Excerpts from a dataset
---------------

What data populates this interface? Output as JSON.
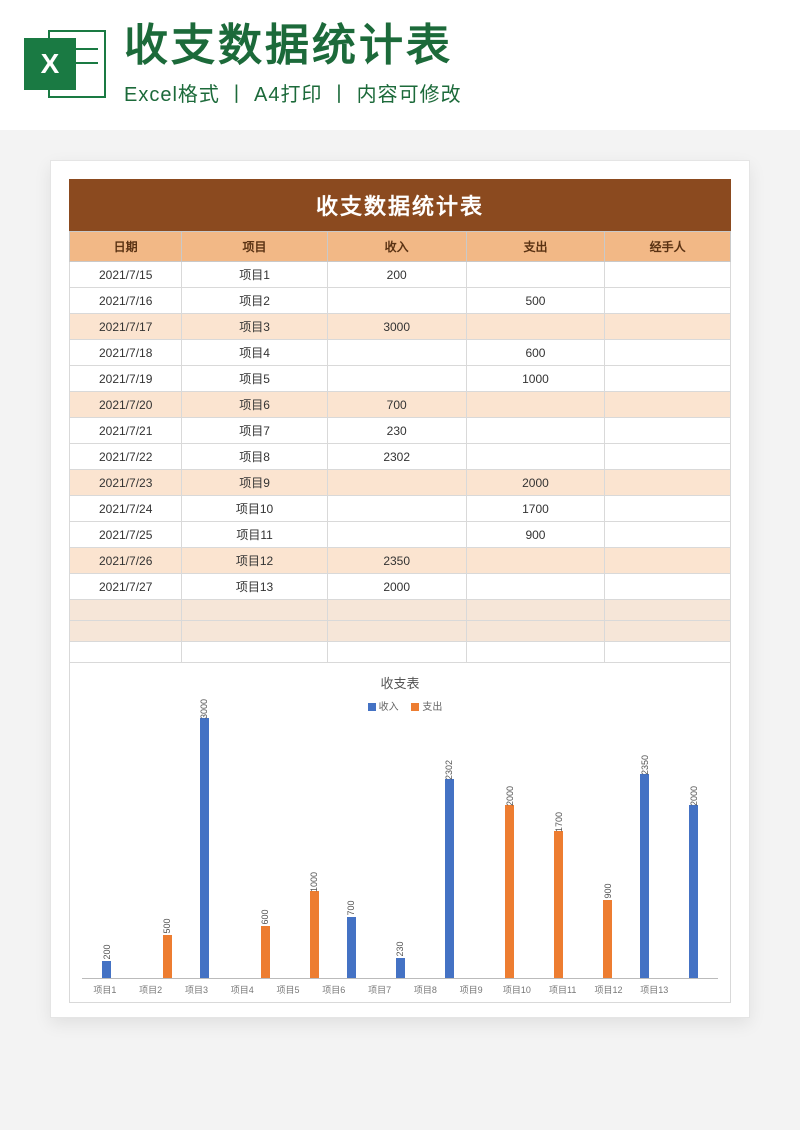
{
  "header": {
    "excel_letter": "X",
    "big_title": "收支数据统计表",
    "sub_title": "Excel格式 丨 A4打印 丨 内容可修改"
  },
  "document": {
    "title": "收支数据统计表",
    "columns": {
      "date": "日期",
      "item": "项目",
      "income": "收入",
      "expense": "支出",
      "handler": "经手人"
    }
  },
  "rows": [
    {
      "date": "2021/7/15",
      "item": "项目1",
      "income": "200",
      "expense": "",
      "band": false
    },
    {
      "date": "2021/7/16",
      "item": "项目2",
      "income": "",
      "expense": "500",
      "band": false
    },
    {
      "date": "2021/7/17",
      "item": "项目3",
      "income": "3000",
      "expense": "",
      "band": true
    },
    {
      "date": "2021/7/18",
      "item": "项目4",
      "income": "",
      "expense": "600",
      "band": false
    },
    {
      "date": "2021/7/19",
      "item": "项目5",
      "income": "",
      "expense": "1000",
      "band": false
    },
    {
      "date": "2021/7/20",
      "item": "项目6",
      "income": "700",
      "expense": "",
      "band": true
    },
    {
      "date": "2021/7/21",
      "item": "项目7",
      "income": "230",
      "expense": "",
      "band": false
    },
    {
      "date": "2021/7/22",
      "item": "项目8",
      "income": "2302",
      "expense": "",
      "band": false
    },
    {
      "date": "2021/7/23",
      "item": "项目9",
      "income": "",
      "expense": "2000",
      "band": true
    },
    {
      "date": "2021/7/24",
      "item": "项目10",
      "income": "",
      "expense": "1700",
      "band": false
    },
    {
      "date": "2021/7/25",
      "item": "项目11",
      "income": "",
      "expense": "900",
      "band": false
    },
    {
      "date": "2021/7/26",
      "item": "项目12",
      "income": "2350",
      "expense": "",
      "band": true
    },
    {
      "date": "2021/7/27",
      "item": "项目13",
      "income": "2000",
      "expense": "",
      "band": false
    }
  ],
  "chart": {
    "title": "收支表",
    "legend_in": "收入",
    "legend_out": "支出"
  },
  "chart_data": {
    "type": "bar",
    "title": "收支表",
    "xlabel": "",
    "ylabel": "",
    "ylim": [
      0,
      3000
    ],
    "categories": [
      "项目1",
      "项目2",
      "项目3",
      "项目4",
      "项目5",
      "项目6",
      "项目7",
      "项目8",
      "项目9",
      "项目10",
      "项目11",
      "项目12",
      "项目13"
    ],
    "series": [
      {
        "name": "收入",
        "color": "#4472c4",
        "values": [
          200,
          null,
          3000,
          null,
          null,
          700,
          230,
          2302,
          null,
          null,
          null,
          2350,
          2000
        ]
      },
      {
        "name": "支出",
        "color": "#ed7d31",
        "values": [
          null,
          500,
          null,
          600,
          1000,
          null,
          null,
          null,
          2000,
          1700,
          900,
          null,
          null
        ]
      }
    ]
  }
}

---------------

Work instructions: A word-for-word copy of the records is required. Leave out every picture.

Solution:
What data populates this interface? Output as JSON.
{
  "header": {
    "excel_letter": "X",
    "big_title": "收支数据统计表",
    "sub_title": "Excel格式 丨 A4打印 丨 内容可修改"
  },
  "document": {
    "title": "收支数据统计表",
    "columns": {
      "date": "日期",
      "item": "项目",
      "income": "收入",
      "expense": "支出",
      "handler": "经手人"
    }
  },
  "rows": [
    {
      "date": "2021/7/15",
      "item": "项目1",
      "income": "200",
      "expense": "",
      "band": false
    },
    {
      "date": "2021/7/16",
      "item": "项目2",
      "income": "",
      "expense": "500",
      "band": false
    },
    {
      "date": "2021/7/17",
      "item": "项目3",
      "income": "3000",
      "expense": "",
      "band": true
    },
    {
      "date": "2021/7/18",
      "item": "项目4",
      "income": "",
      "expense": "600",
      "band": false
    },
    {
      "date": "2021/7/19",
      "item": "项目5",
      "income": "",
      "expense": "1000",
      "band": false
    },
    {
      "date": "2021/7/20",
      "item": "项目6",
      "income": "700",
      "expense": "",
      "band": true
    },
    {
      "date": "2021/7/21",
      "item": "项目7",
      "income": "230",
      "expense": "",
      "band": false
    },
    {
      "date": "2021/7/22",
      "item": "项目8",
      "income": "2302",
      "expense": "",
      "band": false
    },
    {
      "date": "2021/7/23",
      "item": "项目9",
      "income": "",
      "expense": "2000",
      "band": true
    },
    {
      "date": "2021/7/24",
      "item": "项目10",
      "income": "",
      "expense": "1700",
      "band": false
    },
    {
      "date": "2021/7/25",
      "item": "项目11",
      "income": "",
      "expense": "900",
      "band": false
    },
    {
      "date": "2021/7/26",
      "item": "项目12",
      "income": "2350",
      "expense": "",
      "band": true
    },
    {
      "date": "2021/7/27",
      "item": "项目13",
      "income": "2000",
      "expense": "",
      "band": false
    }
  ],
  "chart": {
    "title": "收支表",
    "legend_in": "收入",
    "legend_out": "支出"
  },
  "chart_data": {
    "type": "bar",
    "title": "收支表",
    "xlabel": "",
    "ylabel": "",
    "ylim": [
      0,
      3000
    ],
    "categories": [
      "项目1",
      "项目2",
      "项目3",
      "项目4",
      "项目5",
      "项目6",
      "项目7",
      "项目8",
      "项目9",
      "项目10",
      "项目11",
      "项目12",
      "项目13"
    ],
    "series": [
      {
        "name": "收入",
        "color": "#4472c4",
        "values": [
          200,
          null,
          3000,
          null,
          null,
          700,
          230,
          2302,
          null,
          null,
          null,
          2350,
          2000
        ]
      },
      {
        "name": "支出",
        "color": "#ed7d31",
        "values": [
          null,
          500,
          null,
          600,
          1000,
          null,
          null,
          null,
          2000,
          1700,
          900,
          null,
          null
        ]
      }
    ]
  }
}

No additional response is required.